(Stored data entries)
□ □ □ □ □
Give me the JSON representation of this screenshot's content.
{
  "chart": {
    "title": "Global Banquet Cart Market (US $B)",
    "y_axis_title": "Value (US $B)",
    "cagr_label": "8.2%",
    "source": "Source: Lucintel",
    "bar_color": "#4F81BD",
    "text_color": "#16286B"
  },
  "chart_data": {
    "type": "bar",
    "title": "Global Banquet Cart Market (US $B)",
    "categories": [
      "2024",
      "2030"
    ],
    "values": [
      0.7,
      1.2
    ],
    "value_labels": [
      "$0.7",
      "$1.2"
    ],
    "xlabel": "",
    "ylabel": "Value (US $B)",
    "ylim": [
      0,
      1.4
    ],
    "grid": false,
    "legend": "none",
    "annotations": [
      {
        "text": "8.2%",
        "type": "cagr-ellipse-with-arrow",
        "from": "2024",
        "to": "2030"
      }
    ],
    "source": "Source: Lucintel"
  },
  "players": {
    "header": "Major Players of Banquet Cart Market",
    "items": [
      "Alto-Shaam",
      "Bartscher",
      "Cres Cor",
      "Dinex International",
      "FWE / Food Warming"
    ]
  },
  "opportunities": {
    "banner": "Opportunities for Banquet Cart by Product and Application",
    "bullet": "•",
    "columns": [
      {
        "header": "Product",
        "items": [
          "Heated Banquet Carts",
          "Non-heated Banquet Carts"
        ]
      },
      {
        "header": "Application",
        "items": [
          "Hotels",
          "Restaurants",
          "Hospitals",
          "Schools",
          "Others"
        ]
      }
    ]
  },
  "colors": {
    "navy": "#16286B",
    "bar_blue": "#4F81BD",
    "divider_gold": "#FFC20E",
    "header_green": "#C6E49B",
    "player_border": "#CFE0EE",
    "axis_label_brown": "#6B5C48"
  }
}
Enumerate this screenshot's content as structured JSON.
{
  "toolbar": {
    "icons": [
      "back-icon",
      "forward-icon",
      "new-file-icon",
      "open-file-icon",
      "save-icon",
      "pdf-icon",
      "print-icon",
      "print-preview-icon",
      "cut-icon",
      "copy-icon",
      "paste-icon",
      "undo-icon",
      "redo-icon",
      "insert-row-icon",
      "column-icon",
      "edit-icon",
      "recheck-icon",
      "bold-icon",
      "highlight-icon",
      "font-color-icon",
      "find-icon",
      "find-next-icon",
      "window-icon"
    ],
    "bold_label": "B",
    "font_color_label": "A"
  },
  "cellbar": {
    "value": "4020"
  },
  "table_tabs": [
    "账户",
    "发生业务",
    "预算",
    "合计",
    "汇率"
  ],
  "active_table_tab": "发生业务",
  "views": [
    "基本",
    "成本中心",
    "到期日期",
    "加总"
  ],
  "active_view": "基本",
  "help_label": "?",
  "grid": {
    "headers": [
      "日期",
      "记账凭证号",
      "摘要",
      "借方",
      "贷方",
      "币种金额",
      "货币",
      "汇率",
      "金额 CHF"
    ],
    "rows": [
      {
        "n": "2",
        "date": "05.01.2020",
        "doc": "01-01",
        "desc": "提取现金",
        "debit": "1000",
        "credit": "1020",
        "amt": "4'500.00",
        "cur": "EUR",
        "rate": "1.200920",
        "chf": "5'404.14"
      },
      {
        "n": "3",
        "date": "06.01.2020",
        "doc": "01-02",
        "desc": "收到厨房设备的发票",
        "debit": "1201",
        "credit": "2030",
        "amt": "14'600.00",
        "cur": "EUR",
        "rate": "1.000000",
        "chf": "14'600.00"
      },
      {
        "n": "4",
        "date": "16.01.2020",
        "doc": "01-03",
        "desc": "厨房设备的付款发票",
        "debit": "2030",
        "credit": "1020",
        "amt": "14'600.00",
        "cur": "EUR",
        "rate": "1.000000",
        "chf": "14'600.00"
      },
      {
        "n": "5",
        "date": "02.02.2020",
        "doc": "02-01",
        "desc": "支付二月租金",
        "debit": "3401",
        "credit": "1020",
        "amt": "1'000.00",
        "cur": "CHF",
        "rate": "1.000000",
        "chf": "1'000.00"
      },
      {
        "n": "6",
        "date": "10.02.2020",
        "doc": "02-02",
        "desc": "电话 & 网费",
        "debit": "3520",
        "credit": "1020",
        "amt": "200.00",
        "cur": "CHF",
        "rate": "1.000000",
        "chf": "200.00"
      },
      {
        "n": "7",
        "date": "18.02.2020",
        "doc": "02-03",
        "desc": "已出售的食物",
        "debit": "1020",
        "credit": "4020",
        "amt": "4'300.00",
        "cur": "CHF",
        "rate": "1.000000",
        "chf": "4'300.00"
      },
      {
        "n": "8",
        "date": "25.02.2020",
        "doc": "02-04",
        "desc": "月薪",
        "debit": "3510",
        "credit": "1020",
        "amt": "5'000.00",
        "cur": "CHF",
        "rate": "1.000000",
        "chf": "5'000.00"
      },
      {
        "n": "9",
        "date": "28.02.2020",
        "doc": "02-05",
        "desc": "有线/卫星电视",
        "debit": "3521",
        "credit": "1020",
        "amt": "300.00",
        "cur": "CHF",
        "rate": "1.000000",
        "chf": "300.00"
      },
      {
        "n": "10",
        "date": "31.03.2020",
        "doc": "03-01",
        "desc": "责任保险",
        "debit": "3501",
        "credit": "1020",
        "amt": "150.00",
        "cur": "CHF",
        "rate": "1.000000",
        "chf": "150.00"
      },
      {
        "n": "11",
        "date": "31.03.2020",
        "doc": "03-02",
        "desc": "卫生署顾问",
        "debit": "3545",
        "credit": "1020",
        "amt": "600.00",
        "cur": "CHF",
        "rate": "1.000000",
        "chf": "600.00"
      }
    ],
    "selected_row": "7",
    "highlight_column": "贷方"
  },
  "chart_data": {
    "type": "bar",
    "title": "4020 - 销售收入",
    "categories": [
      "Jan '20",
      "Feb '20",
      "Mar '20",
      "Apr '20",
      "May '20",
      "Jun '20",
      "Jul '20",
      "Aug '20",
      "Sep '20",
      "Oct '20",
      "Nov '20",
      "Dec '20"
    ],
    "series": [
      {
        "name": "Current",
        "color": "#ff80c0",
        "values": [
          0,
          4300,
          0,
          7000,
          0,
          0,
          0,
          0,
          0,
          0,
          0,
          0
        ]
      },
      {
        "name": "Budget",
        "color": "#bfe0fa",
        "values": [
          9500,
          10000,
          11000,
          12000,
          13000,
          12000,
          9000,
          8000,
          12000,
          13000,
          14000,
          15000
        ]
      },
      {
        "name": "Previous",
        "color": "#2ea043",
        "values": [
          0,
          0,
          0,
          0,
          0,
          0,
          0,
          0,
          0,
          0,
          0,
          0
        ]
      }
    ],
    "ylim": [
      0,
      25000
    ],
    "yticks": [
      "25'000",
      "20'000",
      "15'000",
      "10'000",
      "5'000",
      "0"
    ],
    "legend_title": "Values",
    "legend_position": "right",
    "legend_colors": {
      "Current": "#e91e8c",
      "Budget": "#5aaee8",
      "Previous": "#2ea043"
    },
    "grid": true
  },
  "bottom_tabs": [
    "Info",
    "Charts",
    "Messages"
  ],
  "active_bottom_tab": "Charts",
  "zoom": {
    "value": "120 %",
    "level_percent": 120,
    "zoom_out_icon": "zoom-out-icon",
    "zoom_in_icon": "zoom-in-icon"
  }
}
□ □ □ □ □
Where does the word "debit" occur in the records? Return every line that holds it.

[SOLVED EXERCISE]
        "debit": "1000",
        "debit": "1201",
        "debit": "2030",
        "debit": "3401",
        "debit": "3520",
        "debit": "1020",
        "debit": "3510",
        "debit": "3521",
        "debit": "3501",
        "debit": "3545",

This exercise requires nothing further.